The problem:
Retype the entries exactly, keeping every line intact.

--

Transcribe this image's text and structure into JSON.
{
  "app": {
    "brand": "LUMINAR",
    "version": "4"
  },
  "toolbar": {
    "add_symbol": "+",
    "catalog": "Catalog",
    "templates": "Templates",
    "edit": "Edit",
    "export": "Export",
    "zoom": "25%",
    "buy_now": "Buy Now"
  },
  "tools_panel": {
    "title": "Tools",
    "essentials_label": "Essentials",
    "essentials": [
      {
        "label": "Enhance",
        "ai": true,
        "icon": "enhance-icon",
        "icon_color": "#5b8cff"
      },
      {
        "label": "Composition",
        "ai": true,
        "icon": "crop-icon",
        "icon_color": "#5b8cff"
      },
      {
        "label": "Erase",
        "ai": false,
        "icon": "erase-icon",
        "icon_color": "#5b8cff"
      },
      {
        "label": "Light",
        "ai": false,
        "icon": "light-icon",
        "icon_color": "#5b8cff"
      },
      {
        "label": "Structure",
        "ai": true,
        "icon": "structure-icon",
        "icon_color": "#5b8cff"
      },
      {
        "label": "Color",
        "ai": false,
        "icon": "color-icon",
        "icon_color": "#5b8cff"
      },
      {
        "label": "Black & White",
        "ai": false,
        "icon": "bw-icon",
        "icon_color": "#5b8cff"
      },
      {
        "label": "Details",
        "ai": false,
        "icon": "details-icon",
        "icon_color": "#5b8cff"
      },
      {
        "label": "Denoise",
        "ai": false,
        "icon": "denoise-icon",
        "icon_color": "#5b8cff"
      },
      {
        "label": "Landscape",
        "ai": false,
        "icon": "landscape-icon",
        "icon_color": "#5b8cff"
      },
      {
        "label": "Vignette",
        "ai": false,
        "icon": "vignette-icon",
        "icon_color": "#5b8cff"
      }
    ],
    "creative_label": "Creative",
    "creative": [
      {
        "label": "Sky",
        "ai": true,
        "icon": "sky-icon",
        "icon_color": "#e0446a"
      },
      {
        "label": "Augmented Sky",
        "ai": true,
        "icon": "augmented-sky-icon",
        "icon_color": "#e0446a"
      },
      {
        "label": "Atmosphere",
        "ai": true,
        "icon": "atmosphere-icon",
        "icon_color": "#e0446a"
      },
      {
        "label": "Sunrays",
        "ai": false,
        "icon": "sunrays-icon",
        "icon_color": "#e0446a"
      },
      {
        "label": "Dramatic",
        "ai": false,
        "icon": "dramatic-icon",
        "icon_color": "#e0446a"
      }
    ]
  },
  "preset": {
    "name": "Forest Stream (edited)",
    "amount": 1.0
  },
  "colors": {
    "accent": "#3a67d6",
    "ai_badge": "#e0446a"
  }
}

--

Answer section:
Transcribe this image's text and structure into JSON.
{
  "app": {
    "brand": "LUMINAR",
    "version": "4"
  },
  "toolbar": {
    "add_symbol": "+",
    "catalog": "Catalog",
    "templates": "Templates",
    "edit": "Edit",
    "export": "Export",
    "zoom": "25%",
    "buy_now": "Buy Now"
  },
  "tools_panel": {
    "title": "Tools",
    "essentials_label": "Essentials",
    "essentials": [
      {
        "label": "Enhance",
        "ai": true,
        "icon": "enhance-icon",
        "icon_color": "#5b8cff"
      },
      {
        "label": "Composition",
        "ai": true,
        "icon": "crop-icon",
        "icon_color": "#5b8cff"
      },
      {
        "label": "Erase",
        "ai": false,
        "icon": "erase-icon",
        "icon_color": "#5b8cff"
      },
      {
        "label": "Light",
        "ai": false,
        "icon": "light-icon",
        "icon_color": "#5b8cff"
      },
      {
        "label": "Structure",
        "ai": true,
        "icon": "structure-icon",
        "icon_color": "#5b8cff"
      },
      {
        "label": "Color",
        "ai": false,
        "icon": "color-icon",
        "icon_color": "#5b8cff"
      },
      {
        "label": "Black & White",
        "ai": false,
        "icon": "bw-icon",
        "icon_color": "#5b8cff"
      },
      {
        "label": "Details",
        "ai": false,
        "icon": "details-icon",
        "icon_color": "#5b8cff"
      },
      {
        "label": "Denoise",
        "ai": false,
        "icon": "denoise-icon",
        "icon_color": "#5b8cff"
      },
      {
        "label": "Landscape",
        "ai": false,
        "icon": "landscape-icon",
        "icon_color": "#5b8cff"
      },
      {
        "label": "Vignette",
        "ai": false,
        "icon": "vignette-icon",
        "icon_color": "#5b8cff"
      }
    ],
    "creative_label": "Creative",
    "creative": [
      {
        "label": "Sky",
        "ai": true,
        "icon": "sky-icon",
        "icon_color": "#e0446a"
      },
      {
        "label": "Augmented Sky",
        "ai": true,
        "icon": "augmented-sky-icon",
        "icon_color": "#e0446a"
      },
      {
        "label": "Atmosphere",
        "ai": true,
        "icon": "atmosphere-icon",
        "icon_color": "#e0446a"
      },
      {
        "label": "Sunrays",
        "ai": false,
        "icon": "sunrays-icon",
        "icon_color": "#e0446a"
      },
      {
        "label": "Dramatic",
        "ai": false,
        "icon": "dramatic-icon",
        "icon_color": "#e0446a"
      }
    ]
  },
  "preset": {
    "name": "Forest Stream (edited)",
    "amount": 1.0
  },
  "colors": {
    "accent": "#3a67d6",
    "ai_badge": "#e0446a"
  }
}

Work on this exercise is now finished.